++++ PROVIDED RECORDS ++++
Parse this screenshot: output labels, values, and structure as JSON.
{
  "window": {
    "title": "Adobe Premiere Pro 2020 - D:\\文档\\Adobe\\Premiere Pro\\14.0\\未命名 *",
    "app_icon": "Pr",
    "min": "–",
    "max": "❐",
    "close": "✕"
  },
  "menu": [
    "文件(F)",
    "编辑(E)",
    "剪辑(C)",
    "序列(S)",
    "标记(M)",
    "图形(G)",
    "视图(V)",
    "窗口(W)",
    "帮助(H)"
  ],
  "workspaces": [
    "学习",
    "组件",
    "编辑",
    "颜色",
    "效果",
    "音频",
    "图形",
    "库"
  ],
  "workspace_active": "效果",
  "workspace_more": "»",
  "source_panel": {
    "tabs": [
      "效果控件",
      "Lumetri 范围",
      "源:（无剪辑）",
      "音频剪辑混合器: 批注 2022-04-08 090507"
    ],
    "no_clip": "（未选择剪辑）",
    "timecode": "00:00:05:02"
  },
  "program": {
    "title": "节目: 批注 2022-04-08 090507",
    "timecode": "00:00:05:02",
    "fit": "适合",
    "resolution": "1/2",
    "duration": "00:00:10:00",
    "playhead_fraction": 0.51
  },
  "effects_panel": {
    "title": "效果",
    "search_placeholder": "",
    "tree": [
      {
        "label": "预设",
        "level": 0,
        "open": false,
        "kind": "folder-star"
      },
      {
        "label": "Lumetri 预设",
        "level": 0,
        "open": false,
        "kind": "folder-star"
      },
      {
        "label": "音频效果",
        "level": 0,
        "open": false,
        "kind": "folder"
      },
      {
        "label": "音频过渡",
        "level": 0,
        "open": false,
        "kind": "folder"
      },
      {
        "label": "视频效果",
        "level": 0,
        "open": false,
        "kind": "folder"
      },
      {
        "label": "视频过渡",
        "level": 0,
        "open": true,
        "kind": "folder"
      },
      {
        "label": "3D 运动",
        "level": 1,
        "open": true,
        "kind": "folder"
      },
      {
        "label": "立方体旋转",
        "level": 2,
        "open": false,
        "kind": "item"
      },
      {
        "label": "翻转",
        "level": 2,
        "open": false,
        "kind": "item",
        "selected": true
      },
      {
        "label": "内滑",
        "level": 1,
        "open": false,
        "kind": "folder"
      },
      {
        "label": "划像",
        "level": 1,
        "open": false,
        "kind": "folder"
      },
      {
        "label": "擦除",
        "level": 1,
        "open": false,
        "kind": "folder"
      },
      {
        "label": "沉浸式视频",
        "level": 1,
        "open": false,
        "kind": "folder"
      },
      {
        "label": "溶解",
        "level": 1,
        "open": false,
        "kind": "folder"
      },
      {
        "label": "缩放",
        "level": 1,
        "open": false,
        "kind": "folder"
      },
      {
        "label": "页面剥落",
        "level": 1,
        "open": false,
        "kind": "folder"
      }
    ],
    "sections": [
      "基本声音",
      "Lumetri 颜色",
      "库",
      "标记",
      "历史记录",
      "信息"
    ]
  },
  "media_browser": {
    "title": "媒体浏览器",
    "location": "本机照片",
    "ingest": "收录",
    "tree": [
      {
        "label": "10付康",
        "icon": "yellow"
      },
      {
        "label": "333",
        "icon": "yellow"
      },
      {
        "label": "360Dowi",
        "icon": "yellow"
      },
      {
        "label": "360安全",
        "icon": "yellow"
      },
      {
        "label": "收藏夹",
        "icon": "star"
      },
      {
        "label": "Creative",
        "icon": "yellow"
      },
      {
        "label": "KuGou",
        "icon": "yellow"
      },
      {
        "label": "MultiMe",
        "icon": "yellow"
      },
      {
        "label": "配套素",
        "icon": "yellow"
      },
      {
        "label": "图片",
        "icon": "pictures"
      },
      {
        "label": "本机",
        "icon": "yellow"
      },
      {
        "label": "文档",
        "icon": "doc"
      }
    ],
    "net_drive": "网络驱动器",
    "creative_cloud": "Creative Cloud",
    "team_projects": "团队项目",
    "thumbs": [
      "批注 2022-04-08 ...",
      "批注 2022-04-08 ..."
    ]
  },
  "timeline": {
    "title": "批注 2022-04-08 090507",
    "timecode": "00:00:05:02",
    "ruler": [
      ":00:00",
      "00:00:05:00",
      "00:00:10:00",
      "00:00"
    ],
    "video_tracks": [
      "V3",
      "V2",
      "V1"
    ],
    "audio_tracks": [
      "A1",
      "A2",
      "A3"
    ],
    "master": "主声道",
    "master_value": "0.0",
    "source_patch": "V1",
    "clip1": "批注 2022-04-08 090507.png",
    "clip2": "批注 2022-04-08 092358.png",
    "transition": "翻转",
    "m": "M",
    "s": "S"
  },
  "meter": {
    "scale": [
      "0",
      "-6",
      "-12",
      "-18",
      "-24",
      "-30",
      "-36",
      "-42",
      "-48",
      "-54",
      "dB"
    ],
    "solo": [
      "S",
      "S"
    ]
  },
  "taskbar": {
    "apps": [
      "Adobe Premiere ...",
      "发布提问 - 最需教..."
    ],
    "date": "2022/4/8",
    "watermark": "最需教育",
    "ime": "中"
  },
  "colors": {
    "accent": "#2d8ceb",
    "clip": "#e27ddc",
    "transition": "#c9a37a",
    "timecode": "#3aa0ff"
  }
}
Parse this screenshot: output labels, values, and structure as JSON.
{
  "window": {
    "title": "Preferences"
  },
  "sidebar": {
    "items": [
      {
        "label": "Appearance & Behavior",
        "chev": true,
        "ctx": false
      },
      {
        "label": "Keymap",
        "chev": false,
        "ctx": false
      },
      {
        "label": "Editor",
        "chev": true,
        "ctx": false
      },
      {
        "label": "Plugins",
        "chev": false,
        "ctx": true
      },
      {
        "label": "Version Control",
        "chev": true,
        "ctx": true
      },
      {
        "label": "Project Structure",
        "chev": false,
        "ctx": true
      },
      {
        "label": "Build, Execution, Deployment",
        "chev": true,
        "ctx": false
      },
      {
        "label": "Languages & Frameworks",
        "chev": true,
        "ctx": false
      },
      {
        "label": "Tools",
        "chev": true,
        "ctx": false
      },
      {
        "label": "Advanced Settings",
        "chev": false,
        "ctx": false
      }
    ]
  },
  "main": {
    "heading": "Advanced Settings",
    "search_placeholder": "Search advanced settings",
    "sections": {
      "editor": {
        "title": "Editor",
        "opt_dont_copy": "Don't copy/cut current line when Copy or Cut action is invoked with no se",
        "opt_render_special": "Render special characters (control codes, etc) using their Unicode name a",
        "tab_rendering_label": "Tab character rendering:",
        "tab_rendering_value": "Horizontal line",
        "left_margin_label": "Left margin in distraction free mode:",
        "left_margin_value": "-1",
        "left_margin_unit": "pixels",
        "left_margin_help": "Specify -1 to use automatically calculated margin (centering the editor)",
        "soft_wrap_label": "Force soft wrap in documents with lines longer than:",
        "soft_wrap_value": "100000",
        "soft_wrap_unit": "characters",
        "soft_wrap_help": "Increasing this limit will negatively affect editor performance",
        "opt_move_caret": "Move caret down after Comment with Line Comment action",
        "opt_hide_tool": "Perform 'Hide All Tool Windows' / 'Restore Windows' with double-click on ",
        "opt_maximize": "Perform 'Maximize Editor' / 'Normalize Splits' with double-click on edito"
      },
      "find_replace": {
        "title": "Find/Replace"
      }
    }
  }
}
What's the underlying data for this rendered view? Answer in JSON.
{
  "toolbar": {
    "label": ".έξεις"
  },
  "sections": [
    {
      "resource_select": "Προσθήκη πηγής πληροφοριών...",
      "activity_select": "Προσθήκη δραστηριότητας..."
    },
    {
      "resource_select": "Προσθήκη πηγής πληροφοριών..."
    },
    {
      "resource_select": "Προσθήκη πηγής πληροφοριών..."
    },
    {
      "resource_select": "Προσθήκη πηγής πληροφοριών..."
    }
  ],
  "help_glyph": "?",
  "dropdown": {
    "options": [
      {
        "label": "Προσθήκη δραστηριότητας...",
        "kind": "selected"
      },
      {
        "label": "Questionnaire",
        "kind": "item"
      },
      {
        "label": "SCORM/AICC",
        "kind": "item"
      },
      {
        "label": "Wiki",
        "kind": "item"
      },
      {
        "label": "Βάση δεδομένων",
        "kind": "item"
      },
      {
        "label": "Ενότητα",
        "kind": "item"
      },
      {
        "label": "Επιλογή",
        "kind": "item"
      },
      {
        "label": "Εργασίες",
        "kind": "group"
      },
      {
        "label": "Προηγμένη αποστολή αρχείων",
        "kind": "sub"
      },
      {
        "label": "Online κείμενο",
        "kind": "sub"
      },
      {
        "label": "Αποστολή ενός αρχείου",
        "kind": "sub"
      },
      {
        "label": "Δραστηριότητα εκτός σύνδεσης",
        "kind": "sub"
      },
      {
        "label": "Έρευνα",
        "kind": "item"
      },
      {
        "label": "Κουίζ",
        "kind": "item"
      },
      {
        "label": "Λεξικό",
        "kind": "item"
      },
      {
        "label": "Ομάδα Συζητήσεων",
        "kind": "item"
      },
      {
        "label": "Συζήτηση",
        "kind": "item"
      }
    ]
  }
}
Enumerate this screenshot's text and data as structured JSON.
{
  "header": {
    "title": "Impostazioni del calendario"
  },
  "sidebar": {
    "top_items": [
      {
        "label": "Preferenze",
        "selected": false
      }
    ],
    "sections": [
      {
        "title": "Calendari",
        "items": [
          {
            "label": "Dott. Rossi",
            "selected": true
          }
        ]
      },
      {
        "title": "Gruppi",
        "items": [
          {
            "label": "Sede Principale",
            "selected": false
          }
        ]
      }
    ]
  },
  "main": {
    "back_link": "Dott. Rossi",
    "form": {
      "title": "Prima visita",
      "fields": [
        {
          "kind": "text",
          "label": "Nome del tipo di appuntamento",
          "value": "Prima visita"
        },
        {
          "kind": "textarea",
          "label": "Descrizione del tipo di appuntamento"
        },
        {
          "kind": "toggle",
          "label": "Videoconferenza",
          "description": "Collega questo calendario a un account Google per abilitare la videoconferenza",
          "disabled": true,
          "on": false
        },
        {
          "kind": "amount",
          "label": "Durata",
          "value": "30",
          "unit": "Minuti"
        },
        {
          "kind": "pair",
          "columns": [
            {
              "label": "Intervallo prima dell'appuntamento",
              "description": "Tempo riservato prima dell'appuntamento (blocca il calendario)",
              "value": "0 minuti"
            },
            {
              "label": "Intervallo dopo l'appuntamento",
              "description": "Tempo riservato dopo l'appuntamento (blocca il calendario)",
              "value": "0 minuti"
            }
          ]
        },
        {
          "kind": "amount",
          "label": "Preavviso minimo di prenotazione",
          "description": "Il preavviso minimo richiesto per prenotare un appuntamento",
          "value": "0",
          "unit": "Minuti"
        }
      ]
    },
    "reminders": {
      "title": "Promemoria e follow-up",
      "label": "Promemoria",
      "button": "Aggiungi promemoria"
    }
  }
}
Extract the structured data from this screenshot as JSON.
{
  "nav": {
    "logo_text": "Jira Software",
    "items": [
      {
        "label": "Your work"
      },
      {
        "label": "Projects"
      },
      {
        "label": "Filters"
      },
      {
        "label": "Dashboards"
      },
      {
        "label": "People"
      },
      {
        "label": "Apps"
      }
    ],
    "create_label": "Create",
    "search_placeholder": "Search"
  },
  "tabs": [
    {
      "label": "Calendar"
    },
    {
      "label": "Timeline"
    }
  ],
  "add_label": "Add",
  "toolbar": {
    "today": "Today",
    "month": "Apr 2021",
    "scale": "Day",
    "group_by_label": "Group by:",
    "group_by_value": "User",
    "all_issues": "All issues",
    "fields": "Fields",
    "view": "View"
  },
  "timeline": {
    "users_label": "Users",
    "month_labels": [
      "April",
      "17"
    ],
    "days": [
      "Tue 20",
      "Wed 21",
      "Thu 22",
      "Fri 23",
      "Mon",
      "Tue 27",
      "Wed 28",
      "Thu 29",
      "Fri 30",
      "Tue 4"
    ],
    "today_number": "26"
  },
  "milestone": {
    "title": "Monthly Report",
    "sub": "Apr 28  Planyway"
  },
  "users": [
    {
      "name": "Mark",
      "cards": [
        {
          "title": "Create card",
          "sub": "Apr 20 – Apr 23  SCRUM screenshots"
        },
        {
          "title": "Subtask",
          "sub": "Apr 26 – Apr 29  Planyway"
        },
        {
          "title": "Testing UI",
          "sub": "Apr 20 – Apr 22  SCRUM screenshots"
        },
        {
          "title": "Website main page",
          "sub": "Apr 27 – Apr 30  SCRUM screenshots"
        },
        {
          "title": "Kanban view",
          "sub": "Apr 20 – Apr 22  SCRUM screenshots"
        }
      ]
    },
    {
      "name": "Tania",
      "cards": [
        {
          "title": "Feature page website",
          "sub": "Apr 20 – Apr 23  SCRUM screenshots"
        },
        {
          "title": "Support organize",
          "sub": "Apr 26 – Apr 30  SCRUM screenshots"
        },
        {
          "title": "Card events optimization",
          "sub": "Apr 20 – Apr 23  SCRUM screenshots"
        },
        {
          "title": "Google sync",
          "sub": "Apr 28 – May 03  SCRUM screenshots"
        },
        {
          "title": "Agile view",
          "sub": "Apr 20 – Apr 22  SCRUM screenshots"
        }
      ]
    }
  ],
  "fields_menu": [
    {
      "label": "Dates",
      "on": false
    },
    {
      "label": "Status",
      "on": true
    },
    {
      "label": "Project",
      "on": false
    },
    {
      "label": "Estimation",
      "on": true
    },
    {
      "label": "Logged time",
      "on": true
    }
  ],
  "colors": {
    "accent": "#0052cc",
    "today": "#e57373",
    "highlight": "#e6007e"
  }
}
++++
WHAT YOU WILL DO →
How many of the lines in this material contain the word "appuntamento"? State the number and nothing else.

WRITTEN SOLUTION →
7